#### [What the exercise asks]
Reproduce each record exactly, leaving nothing out.

#### [Excerpts from an interface dataset]
Start of Block

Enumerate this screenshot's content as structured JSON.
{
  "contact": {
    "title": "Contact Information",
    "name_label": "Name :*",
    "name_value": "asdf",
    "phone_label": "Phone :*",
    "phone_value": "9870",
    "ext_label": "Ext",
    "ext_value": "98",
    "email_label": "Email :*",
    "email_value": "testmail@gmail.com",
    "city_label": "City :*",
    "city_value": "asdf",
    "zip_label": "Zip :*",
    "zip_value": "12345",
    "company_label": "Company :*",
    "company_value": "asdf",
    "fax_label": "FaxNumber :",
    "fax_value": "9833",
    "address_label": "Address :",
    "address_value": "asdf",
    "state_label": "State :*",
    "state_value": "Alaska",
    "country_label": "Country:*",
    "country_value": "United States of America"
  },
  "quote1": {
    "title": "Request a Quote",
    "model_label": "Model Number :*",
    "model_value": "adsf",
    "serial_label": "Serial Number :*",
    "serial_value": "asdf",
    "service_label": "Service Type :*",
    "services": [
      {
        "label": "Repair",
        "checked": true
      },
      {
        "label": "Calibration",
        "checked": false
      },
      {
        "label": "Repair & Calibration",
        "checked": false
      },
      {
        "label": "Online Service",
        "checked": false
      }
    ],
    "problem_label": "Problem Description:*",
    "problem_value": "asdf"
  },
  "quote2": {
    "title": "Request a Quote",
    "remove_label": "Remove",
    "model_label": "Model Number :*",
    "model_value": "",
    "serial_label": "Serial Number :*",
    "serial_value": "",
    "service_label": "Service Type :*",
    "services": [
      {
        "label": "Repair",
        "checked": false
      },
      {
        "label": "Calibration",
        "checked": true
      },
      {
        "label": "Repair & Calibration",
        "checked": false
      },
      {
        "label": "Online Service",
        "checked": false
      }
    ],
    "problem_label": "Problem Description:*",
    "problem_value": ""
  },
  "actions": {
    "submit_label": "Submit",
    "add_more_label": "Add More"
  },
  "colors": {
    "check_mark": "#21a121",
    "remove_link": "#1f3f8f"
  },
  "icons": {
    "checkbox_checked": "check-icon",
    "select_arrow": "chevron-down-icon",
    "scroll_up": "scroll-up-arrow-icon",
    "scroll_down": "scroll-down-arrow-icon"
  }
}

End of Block

#### [Task output]
Enumerate this screenshot's content as structured JSON.
{
  "contact": {
    "title": "Contact Information",
    "name_label": "Name :*",
    "name_value": "asdf",
    "phone_label": "Phone :*",
    "phone_value": "9870",
    "ext_label": "Ext",
    "ext_value": "98",
    "email_label": "Email :*",
    "email_value": "testmail@gmail.com",
    "city_label": "City :*",
    "city_value": "asdf",
    "zip_label": "Zip :*",
    "zip_value": "12345",
    "company_label": "Company :*",
    "company_value": "asdf",
    "fax_label": "FaxNumber :",
    "fax_value": "9833",
    "address_label": "Address :",
    "address_value": "asdf",
    "state_label": "State :*",
    "state_value": "Alaska",
    "country_label": "Country:*",
    "country_value": "United States of America"
  },
  "quote1": {
    "title": "Request a Quote",
    "model_label": "Model Number :*",
    "model_value": "adsf",
    "serial_label": "Serial Number :*",
    "serial_value": "asdf",
    "service_label": "Service Type :*",
    "services": [
      {
        "label": "Repair",
        "checked": true
      },
      {
        "label": "Calibration",
        "checked": false
      },
      {
        "label": "Repair & Calibration",
        "checked": false
      },
      {
        "label": "Online Service",
        "checked": false
      }
    ],
    "problem_label": "Problem Description:*",
    "problem_value": "asdf"
  },
  "quote2": {
    "title": "Request a Quote",
    "remove_label": "Remove",
    "model_label": "Model Number :*",
    "model_value": "",
    "serial_label": "Serial Number :*",
    "serial_value": "",
    "service_label": "Service Type :*",
    "services": [
      {
        "label": "Repair",
        "checked": false
      },
      {
        "label": "Calibration",
        "checked": true
      },
      {
        "label": "Repair & Calibration",
        "checked": false
      },
      {
        "label": "Online Service",
        "checked": false
      }
    ],
    "problem_label": "Problem Description:*",
    "problem_value": ""
  },
  "actions": {
    "submit_label": "Submit",
    "add_more_label": "Add More"
  },
  "colors": {
    "check_mark": "#21a121",
    "remove_link": "#1f3f8f"
  },
  "icons": {
    "checkbox_checked": "check-icon",
    "select_arrow": "chevron-down-icon",
    "scroll_up": "scroll-up-arrow-icon",
    "scroll_down": "scroll-down-arrow-icon"
  }
}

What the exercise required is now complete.